2019-05-04, 16:00–16:50, Room A
We will discuss how we implement Zabbix Low-Level Discovery directly from a C module and how the same C module is used to provide up-to-date information to Zabbix items.
The Zabbix monitoring system has a number of different methods by which it can obtain monitoring data from systems or things it knows nothing about, but it can use scripts or programs you configure it to run in order to obtain the data you are interested in. You are probably aware of User Parameters and External Checks, and we'll shortly recapitulate.
One very powerful but slightly more complicated method for obtaining external data is by using dynamically loadable C modules. We discuss what these are, how you create them, and how you can use this arguably most efficient method to provide monitoring data to Zabbix.
Low-level discovery provides a way to automatically create items, triggers, and graphs for different entities. For instance, Zabbix can automatically start monitoring file systems or network interfaces on your machine, without the need to create items for each file system or network interface manually.
Using a real-life practical example which we (OwnTracks) use to monitor vehicles issued with GPS trackers which end up communicating via MQTT, we will discuss how we implement Zabbix Low-Level Discovery directly from a C module and how the same C module is used to provide up-to-date information from the vehicles to Zabbix items. This basic principle can easily be adapted to provide similar functionality to Internet of Things (IoT) projects. While it helps if you can read a bit of C language code, if you cannot, we'll explain what's going on behind the scenes.
Jan-Piet Mens is an independent Unix/Linux consultant and sysadmin who's worked with Unix-systems since 1985.
JP does odd bits of coding and works extensively with the Domain Name System and as such, he authored the book Alternative DNS Servers as well as a variety of other technical publications.

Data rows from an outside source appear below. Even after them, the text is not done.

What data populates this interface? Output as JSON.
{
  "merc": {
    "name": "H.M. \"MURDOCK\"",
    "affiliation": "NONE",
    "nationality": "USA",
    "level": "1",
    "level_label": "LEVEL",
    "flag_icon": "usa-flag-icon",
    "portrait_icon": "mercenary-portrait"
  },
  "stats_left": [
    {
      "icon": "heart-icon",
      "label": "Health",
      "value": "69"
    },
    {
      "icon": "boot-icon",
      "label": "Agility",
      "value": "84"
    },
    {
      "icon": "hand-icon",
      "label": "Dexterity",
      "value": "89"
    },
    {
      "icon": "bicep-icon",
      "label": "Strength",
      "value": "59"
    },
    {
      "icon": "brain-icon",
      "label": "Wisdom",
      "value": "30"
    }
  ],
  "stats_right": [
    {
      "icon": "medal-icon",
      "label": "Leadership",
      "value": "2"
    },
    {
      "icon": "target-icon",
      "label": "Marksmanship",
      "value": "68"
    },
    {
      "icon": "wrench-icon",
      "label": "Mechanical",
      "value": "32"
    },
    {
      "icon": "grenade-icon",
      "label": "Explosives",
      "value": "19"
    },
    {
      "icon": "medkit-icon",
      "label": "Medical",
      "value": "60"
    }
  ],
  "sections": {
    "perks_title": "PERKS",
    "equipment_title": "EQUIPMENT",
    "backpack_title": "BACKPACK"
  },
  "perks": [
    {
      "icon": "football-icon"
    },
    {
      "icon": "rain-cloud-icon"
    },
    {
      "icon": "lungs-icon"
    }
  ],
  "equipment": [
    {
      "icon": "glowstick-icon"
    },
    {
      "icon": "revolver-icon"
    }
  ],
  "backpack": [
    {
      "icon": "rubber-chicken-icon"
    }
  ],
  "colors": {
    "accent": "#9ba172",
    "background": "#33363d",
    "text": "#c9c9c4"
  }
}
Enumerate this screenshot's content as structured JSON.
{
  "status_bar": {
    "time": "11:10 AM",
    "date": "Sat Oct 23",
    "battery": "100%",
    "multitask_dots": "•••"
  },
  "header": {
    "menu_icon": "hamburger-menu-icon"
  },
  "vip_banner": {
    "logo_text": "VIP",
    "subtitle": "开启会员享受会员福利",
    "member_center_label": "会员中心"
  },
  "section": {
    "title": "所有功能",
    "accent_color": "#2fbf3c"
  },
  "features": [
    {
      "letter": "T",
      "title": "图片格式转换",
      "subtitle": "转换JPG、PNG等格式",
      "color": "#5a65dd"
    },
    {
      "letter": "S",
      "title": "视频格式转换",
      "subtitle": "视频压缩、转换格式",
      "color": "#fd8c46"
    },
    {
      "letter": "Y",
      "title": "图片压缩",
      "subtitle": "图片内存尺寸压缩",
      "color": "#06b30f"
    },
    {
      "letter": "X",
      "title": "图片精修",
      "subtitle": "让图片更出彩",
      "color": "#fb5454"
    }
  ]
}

He contributed several modules and the documentation system to the Ansible project and dreamed up the Open Source (MQTT-based) OwnTracks project. JP blogs at https://jpmens.net